As if to challenge Nhlanhla's assurance that his ministry respects the right of legally established political parties to operate without the threat of electronic snooping, the Afrikaans newspaper Rapport has since published a letter purportedly written to it by former SABC journalist Cliff Saunders demanding R50,000 from the NIA for services rendered. He is alleged to have rejected a settlement offer of R10,000, allegedly made to him by two NIA agents at a meeting in a Gauteng hotel. According to Rapport, Saunders, well-known as a propagandist for the previous white minority government, used another right-wing journalist, Jani Allen, on a spying mission against the Inkatha Freedom Party and its leader, Mangosuthu Buthelezi. In a statement to Rapport, Saunders has said: "I was not a spy. Work I did, for whomever was designed to promote welfare, stability and security of the country and further afield. No one can prove otherwise."

In his briefing paper on the intelligence service, Nhlanhla - who was promoted to the rank of a full minister by Mbeki after he took over from Mandela last June - states: "It is our strong view that intelligence services that have no oversight mechanisms often lack public confidence and a supportive working environment". As a consequence, Nhlanhla reckons, the intelligence services are "treated as a political football" and the quest for a national consensus on intelligence matters impeded. But, he adds, in the case of the NIA and the SASS that deficiency is about to be remedied.

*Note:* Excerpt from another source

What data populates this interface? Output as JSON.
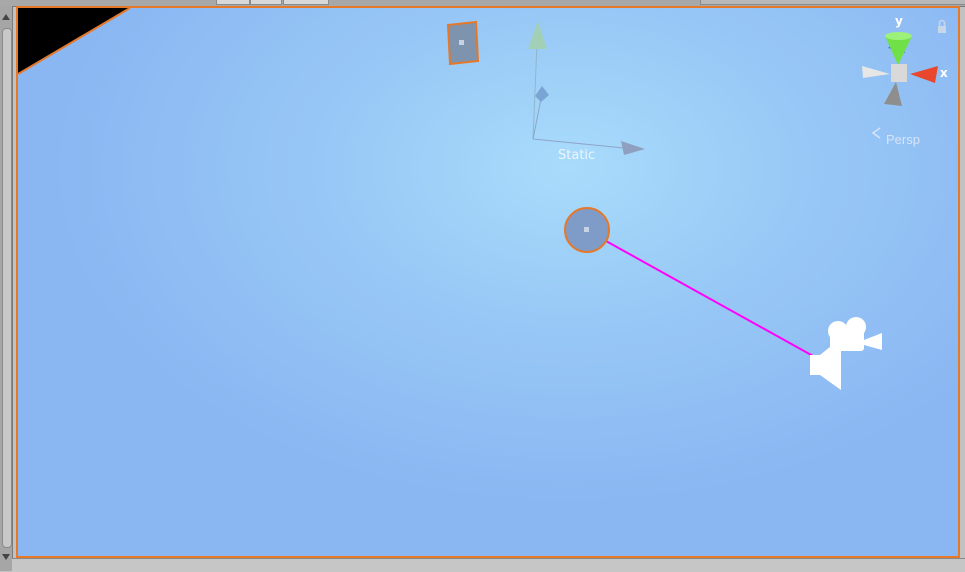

The passing of the Intelligence Services Control Amendment Act last year has laid the foundation for two delayed developments: the resurrection of the joint parliamentary standing committee on intelligence and the appointment of an inspector general of intelligence to exercise civilian oversight of the intelligence services.

Reasons for the delays are first, the formula for the composition of the parliamentary standing committee had to be changed because of the number of opposition parties in Parliament increased from six to12 after last year's general election; and, secondly, the delay in the appointment of an inspector general was caused by the acceptance and then rejection of the post by Lewis Skweyiya, an ANC-supporting lawyer who, on reflection, decided that the remuneration offered was too low.

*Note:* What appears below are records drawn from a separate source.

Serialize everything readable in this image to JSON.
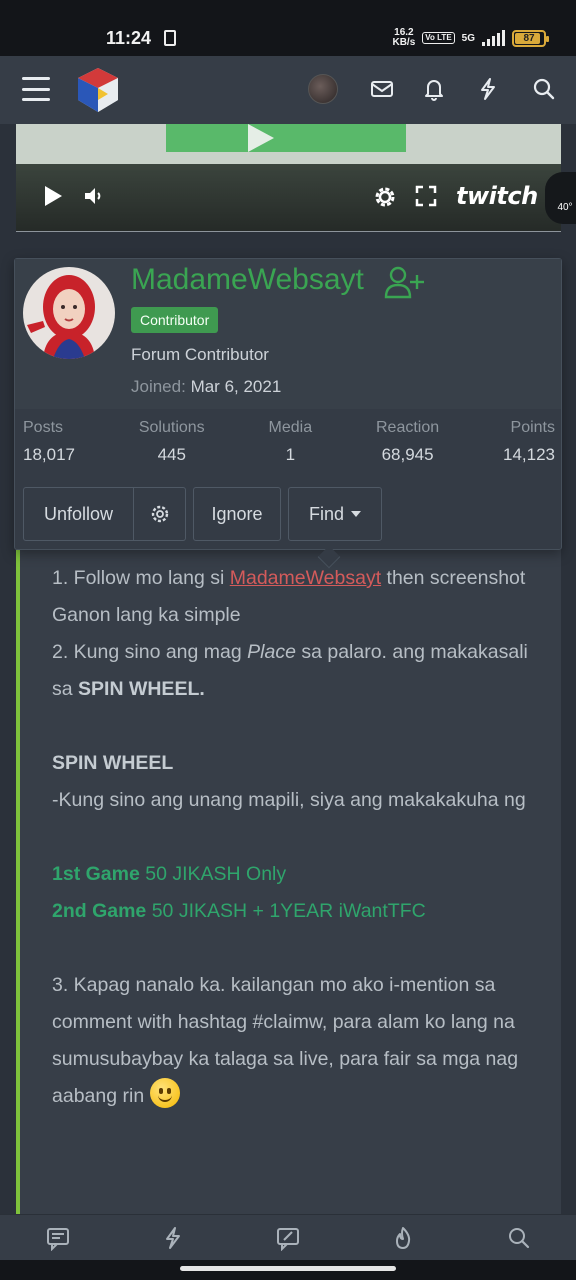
{
  "status_bar": {
    "time": "11:24",
    "net_speed_value": "16.2",
    "net_speed_unit": "KB/s",
    "volte": "Vo LTE",
    "network": "5G",
    "battery": "87"
  },
  "header": {
    "menu_icon": "hamburger-menu-icon",
    "logo": "site-logo",
    "icons": [
      "avatar",
      "envelope-icon",
      "bell-icon",
      "bolt-icon",
      "search-icon"
    ]
  },
  "video": {
    "brand": "twitch",
    "speed_badge": "40°"
  },
  "profile": {
    "username": "MadameWebsayt",
    "badge": "Contributor",
    "user_title": "Forum Contributor",
    "joined_label": "Joined:",
    "joined_value": "Mar 6, 2021",
    "stats": [
      {
        "label": "Posts",
        "value": "18,017"
      },
      {
        "label": "Solutions",
        "value": "445"
      },
      {
        "label": "Media",
        "value": "1"
      },
      {
        "label": "Reaction",
        "value": "68,945"
      },
      {
        "label": "Points",
        "value": "14,123"
      }
    ],
    "actions": {
      "unfollow": "Unfollow",
      "ignore": "Ignore",
      "find": "Find"
    }
  },
  "post": {
    "line1_a": "1. Follow mo lang si ",
    "line1_mention": "MadameWebsayt",
    "line1_b": " then screenshot Ganon lang ka simple",
    "line2_a": "2. Kung sino ang mag ",
    "line2_em": "Place",
    "line2_b": " sa palaro. ang makakasali sa ",
    "line2_strong": "SPIN WHEEL.",
    "heading": "SPIN WHEEL",
    "spin_text": "-Kung sino ang unang mapili, siya ang makakakuha ng",
    "game1_label": "1st Game",
    "game1_text": " 50 JIKASH Only",
    "game2_label": "2nd Game",
    "game2_text": " 50 JIKASH + 1YEAR iWantTFC",
    "line3": "3. Kapag nanalo ka. kailangan mo ako i-mention sa comment with hashtag #claimw, para alam ko lang na sumusubaybay ka talaga sa live, para fair sa mga nag aabang rin "
  },
  "bottom_nav": [
    "comment-icon",
    "bolt-icon",
    "edit-icon",
    "fire-icon",
    "search-icon"
  ]
}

It is, however, debatable whether the impending changes will guarantee public confidence in the NIA and the SASS. The same amendment Act empowers Mbeki to veto the release to the public of information garnered by the inspector general and even to promulgate regulations restricting the right of the parliamentary committee to receive reports on intelligence. This is despite the fact that the ANC has a built-in-majority on the committee, that its members are subject to a security check conducted by the NIA, and that they are constrained by a solemn undertaking not to disclose confidential information entrusted to them. These powers portray Mbeki as Big Brother breathing down the neck of the inspector general. While some citizens may be reassured by the thought of Big Brother supervising the supervisor, many will find the image ominous and deny the NIA the trust that Nhlanhla believes it deserves.

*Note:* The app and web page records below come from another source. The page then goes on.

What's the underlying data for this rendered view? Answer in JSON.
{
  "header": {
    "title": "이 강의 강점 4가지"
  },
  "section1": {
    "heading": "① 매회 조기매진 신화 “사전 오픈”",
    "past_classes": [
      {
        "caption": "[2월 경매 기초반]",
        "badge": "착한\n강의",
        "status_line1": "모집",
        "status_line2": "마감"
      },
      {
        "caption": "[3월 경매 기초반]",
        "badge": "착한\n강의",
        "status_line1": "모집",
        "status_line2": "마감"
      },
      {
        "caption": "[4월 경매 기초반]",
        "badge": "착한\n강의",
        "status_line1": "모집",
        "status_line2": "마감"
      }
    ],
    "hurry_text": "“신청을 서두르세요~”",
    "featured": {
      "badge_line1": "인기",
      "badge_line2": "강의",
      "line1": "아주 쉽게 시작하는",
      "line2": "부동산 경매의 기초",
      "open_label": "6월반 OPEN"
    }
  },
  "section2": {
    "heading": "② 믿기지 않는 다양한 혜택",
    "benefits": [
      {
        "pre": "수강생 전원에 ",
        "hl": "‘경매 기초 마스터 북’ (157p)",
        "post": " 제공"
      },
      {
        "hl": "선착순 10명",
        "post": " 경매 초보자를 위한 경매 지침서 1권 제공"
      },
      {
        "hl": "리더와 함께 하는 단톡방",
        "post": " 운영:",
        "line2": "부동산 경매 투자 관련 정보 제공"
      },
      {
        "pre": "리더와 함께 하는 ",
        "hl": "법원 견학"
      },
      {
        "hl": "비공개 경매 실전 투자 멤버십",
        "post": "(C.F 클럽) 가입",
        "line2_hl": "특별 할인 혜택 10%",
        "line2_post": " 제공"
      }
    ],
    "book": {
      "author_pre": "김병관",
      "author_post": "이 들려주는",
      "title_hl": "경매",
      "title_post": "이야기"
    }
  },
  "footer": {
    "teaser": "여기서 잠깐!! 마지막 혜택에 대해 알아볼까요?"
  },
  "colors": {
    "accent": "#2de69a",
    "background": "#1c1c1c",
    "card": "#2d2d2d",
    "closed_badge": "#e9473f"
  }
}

Focus 17, March 2000.
Patrick Laurence is an assistant editor on the
Financial Mail.